### Task prompt
Scan the entries that follow and copy out every line containing "MUDA".

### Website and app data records

******************************

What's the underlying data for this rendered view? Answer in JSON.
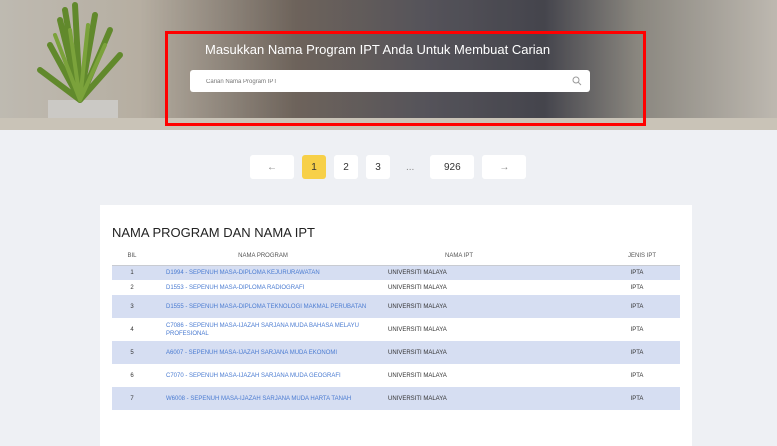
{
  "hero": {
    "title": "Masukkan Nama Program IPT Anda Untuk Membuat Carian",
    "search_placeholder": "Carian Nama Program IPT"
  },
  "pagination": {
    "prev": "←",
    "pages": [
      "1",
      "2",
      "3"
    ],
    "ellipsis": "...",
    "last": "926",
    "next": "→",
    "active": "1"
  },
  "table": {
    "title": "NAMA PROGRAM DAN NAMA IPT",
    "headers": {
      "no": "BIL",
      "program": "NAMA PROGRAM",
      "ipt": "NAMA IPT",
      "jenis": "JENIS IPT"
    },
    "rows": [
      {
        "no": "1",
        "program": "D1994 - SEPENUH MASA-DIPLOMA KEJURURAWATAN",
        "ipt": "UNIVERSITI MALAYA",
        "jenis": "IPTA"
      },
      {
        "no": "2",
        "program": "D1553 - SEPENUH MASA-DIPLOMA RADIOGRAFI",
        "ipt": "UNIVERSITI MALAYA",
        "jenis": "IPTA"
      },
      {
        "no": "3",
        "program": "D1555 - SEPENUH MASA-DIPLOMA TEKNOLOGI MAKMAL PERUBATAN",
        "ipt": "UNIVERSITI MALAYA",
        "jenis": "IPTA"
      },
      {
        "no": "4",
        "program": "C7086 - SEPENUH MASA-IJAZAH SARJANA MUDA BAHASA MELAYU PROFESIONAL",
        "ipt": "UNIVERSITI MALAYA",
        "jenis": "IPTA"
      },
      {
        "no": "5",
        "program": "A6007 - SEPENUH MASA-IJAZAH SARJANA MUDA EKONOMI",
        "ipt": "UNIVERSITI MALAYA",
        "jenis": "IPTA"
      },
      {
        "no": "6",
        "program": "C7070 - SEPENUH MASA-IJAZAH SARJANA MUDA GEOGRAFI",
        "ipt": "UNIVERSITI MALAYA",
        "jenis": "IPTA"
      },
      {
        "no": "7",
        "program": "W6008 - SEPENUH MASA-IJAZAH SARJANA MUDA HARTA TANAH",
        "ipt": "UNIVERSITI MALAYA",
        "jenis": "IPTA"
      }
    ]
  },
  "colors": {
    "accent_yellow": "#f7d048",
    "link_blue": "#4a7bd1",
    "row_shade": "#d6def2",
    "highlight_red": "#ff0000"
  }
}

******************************

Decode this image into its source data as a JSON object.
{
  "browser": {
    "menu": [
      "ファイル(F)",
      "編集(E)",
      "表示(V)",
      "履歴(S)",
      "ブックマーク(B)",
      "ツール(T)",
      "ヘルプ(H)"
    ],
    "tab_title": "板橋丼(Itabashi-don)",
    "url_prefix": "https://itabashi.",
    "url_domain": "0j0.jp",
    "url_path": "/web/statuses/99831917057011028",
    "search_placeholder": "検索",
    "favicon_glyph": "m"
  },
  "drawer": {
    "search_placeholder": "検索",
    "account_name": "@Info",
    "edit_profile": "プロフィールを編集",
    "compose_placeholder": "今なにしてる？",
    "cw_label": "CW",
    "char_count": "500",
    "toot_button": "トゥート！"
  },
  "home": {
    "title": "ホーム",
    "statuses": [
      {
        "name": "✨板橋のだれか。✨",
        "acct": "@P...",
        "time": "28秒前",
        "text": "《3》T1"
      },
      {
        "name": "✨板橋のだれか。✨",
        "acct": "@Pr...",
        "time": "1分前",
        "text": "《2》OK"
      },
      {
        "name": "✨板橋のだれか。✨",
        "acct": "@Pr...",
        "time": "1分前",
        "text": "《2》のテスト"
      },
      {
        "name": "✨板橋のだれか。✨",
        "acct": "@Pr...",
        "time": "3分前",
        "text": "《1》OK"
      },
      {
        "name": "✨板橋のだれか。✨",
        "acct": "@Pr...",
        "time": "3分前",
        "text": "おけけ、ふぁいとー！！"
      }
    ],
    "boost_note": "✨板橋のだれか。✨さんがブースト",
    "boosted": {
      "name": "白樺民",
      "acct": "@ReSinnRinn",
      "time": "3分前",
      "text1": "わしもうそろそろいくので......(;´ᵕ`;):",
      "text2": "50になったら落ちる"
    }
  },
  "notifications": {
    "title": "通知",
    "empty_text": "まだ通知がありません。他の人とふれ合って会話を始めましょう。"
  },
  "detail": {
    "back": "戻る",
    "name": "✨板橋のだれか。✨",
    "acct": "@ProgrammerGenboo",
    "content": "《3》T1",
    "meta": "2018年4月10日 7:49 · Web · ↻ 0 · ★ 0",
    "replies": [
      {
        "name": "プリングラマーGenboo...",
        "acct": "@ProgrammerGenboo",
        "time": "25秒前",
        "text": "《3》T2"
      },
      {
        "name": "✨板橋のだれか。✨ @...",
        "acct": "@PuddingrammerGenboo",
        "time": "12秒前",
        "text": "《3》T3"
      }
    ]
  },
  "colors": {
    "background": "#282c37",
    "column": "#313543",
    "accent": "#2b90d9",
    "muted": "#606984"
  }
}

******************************

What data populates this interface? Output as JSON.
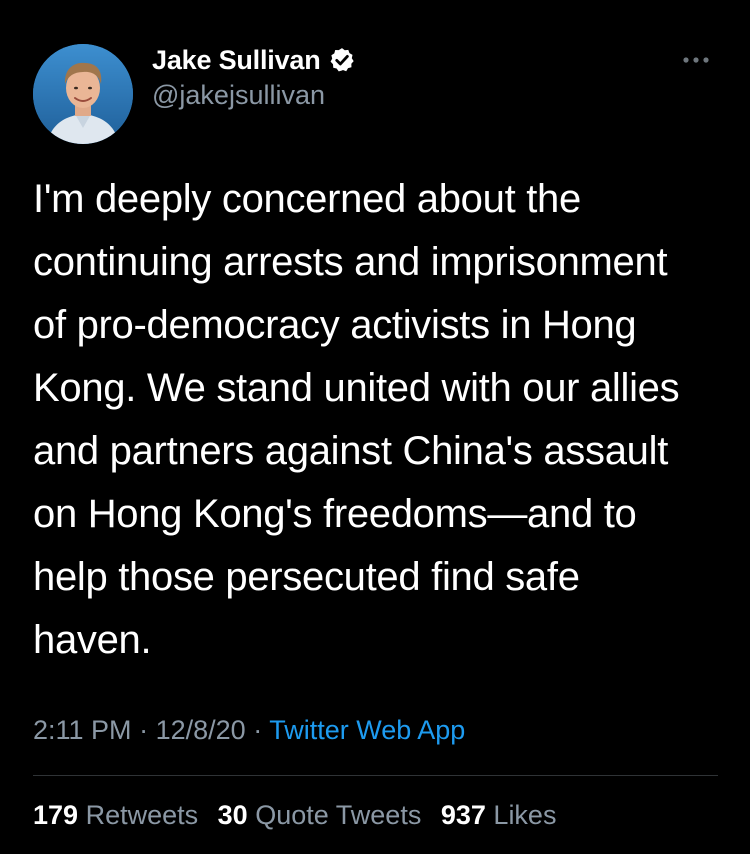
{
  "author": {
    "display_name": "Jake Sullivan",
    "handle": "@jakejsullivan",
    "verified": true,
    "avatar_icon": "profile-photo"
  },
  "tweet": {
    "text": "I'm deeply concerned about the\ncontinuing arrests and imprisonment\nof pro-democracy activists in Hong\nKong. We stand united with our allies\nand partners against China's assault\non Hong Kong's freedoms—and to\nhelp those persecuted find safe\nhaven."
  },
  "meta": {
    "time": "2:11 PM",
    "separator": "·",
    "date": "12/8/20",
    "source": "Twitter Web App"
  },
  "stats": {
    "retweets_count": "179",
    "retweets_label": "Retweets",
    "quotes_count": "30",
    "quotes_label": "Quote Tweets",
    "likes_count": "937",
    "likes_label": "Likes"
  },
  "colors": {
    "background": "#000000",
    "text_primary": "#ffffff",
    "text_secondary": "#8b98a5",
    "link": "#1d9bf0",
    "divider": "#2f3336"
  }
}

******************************

### Solution to this task
        "program": "C7086 - SEPENUH MASA-IJAZAH SARJANA MUDA BAHASA MELAYU PROFESIONAL",
        "program": "A6007 - SEPENUH MASA-IJAZAH SARJANA MUDA EKONOMI",
        "program": "C7070 - SEPENUH MASA-IJAZAH SARJANA MUDA GEOGRAFI",
        "program": "W6008 - SEPENUH MASA-IJAZAH SARJANA MUDA HARTA TANAH",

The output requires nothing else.